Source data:
>>

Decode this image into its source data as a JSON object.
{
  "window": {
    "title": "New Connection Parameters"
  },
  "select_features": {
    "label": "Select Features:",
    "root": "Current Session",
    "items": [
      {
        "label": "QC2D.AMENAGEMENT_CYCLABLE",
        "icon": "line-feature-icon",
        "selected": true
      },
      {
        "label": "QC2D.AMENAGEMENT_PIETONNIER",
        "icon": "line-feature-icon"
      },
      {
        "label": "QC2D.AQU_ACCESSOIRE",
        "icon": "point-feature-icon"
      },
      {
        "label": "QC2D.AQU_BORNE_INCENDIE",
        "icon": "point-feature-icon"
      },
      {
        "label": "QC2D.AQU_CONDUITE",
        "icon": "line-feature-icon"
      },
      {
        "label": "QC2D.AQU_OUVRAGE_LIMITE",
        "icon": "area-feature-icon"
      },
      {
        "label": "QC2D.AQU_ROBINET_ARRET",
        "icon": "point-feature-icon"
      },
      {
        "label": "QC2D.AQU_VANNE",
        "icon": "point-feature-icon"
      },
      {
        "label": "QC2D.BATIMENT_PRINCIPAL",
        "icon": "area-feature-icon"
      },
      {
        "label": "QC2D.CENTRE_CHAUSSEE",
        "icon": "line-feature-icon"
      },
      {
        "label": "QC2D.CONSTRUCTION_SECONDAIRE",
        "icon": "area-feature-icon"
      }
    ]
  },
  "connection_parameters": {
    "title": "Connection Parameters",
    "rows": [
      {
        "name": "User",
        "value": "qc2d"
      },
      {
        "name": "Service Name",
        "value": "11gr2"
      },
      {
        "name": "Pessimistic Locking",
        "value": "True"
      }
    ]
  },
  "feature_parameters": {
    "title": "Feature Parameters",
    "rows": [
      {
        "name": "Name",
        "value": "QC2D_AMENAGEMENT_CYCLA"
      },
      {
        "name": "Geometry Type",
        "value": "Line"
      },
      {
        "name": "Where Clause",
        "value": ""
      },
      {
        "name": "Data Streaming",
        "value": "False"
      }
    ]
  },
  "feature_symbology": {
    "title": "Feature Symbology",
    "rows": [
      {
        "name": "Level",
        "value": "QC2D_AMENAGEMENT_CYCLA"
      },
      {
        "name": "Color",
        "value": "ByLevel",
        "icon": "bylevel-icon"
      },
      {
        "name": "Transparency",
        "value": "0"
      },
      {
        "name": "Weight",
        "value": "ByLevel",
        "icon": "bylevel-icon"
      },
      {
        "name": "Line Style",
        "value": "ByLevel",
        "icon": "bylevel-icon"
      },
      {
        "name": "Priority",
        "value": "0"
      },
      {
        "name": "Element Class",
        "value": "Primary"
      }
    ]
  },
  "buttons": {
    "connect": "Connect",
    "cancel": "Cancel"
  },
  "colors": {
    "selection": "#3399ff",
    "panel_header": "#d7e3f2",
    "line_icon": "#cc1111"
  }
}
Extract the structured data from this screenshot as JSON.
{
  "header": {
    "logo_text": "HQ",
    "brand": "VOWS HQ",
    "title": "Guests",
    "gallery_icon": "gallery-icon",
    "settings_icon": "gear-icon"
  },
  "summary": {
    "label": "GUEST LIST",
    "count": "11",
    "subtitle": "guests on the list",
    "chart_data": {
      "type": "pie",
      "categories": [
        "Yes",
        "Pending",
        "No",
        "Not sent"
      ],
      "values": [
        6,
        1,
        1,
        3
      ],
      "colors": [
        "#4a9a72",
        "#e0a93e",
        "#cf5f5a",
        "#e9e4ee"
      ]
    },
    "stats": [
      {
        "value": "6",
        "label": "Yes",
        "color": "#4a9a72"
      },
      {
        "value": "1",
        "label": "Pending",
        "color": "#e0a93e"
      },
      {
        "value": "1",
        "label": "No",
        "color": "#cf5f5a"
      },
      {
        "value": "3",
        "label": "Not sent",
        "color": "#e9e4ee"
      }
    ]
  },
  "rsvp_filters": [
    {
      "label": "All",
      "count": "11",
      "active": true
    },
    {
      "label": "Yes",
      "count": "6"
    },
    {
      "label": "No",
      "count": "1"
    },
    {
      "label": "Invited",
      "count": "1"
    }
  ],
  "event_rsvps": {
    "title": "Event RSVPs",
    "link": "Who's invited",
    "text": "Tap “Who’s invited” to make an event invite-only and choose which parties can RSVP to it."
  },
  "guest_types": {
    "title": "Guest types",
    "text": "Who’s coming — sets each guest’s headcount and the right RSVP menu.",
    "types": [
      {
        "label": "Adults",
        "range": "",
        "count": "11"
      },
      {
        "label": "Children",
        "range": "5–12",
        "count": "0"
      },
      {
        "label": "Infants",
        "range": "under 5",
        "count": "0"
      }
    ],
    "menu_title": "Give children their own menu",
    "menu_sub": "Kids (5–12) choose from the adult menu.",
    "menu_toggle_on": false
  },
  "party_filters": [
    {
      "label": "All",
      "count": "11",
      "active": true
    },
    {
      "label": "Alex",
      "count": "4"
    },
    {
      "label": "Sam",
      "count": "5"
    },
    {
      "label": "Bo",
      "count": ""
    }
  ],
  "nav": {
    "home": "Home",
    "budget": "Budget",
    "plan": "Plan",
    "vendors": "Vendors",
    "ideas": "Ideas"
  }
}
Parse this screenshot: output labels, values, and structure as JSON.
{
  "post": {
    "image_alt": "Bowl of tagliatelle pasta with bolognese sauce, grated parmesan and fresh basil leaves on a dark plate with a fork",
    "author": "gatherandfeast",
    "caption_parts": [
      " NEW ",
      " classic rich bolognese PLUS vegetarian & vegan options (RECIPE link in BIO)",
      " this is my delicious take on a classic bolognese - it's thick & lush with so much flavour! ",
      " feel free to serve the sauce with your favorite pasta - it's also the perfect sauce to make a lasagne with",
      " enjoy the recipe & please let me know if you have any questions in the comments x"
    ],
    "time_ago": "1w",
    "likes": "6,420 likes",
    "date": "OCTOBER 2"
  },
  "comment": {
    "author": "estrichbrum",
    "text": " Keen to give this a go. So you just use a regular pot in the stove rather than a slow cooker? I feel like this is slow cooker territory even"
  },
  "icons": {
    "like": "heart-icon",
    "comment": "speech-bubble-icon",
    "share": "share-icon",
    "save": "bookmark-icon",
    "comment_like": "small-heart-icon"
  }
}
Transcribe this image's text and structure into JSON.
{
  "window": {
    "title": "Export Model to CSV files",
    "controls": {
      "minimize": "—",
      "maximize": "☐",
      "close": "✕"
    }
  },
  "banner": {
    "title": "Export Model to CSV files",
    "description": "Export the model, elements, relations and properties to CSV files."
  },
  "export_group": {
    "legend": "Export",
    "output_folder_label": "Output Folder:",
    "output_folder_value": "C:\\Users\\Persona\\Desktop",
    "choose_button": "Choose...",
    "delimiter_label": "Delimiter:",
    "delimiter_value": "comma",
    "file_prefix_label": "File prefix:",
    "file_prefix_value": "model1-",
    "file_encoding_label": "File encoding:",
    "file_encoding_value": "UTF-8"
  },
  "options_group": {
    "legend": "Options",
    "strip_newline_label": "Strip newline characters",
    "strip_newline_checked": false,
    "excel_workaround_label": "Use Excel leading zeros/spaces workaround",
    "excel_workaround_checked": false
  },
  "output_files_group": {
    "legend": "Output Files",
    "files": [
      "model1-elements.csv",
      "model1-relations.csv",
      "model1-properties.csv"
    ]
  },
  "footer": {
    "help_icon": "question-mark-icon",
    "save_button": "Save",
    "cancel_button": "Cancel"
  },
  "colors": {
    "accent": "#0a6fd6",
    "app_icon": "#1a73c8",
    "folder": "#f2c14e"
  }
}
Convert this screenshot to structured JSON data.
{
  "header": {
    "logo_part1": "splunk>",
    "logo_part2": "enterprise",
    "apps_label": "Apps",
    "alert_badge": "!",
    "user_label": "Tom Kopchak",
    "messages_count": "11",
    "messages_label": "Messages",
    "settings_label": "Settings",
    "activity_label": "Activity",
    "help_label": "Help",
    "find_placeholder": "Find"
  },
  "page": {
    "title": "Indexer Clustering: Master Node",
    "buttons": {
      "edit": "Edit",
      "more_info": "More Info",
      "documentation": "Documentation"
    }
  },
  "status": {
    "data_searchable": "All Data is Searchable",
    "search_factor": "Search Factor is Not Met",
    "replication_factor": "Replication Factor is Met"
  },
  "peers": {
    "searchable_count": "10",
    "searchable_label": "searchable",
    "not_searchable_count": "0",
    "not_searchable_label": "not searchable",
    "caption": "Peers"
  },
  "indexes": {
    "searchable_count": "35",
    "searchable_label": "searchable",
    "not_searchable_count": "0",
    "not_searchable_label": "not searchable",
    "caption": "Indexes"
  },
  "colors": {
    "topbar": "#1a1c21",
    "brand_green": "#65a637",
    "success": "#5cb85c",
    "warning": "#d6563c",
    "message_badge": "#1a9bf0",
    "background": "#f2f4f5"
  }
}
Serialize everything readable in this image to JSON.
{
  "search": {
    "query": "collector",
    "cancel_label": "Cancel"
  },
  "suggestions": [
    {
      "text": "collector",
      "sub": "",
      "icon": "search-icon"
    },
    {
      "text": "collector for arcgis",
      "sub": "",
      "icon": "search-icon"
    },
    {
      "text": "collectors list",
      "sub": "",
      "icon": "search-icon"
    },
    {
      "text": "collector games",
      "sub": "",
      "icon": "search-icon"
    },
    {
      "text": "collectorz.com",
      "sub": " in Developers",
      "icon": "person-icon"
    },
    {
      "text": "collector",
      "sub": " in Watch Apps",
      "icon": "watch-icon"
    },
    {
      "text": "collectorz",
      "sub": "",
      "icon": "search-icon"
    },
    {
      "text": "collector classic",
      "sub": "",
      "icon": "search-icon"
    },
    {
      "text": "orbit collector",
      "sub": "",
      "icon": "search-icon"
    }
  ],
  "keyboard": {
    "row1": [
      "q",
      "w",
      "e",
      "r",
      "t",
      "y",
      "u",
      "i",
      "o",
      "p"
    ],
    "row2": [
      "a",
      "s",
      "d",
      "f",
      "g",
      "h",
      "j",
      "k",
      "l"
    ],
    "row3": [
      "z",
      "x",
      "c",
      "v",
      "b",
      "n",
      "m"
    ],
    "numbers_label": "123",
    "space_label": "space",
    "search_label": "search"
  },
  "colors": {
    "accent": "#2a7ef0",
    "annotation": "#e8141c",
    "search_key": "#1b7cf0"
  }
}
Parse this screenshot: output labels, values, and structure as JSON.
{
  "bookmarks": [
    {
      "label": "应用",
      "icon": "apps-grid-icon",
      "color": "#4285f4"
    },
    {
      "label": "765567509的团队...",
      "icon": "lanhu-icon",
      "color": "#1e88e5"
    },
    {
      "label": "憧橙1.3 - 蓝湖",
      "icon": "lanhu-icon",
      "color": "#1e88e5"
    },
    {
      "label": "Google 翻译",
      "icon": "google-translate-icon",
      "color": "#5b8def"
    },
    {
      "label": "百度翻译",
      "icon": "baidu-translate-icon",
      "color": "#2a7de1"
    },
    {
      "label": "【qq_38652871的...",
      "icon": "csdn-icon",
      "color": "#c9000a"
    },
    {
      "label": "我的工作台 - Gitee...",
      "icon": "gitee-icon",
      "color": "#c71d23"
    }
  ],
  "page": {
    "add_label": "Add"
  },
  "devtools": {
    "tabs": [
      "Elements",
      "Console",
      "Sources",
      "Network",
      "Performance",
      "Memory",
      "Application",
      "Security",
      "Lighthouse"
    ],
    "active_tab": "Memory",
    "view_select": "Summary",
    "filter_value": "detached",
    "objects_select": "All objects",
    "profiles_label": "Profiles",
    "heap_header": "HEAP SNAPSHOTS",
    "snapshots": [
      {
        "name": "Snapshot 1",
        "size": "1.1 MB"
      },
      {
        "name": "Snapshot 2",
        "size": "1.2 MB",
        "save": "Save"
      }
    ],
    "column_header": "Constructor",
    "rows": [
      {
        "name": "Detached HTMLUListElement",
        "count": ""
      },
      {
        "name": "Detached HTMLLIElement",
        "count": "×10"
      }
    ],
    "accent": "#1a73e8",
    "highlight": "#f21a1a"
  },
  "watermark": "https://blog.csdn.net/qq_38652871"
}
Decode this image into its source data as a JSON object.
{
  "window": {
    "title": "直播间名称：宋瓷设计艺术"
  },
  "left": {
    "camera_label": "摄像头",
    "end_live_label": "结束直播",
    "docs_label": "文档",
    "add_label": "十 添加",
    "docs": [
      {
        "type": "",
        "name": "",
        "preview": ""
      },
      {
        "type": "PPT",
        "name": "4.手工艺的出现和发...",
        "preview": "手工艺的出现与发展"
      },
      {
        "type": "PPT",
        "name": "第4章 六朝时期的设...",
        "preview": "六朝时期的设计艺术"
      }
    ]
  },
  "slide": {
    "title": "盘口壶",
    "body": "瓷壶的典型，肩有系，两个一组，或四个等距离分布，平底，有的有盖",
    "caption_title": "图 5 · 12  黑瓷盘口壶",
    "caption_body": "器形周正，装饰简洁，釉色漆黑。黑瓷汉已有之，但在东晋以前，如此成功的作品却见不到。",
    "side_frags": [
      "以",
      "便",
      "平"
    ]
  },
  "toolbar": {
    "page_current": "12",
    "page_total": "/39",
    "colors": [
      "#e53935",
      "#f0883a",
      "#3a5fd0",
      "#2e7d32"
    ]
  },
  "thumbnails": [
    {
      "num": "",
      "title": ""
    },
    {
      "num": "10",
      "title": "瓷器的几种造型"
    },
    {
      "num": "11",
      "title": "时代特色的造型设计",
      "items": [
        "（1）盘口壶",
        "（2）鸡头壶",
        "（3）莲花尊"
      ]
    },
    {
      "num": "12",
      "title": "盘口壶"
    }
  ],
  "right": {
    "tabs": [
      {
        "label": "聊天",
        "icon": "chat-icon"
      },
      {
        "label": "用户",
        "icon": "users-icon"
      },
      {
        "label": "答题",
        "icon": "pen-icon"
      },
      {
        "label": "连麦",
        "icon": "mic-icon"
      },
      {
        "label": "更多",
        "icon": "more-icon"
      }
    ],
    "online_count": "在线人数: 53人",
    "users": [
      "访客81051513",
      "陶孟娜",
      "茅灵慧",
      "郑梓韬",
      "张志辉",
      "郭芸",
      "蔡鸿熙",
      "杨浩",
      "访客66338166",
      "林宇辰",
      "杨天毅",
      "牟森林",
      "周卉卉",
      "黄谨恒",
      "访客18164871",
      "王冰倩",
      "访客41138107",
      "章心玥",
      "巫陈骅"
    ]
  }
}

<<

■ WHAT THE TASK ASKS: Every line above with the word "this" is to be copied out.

■ TASK SOLUTION:
Decode this image into its source data as a JSON object.
Extract the structured data from this screenshot as JSON.
Parse this screenshot: output labels, values, and structure as JSON.
      " this is my delicious take on a classic bolognese - it's thick & lush with so much flavour! ",
    "text": " Keen to give this a go. So you just use a regular pot in the stove rather than a slow cooker? I feel like this is slow cooker territory even"
Transcribe this image's text and structure into JSON.
Convert this screenshot to structured JSON data.
Serialize everything readable in this image to JSON.
Parse this screenshot: output labels, values, and structure as JSON.
Decode this image into its source data as a JSON object.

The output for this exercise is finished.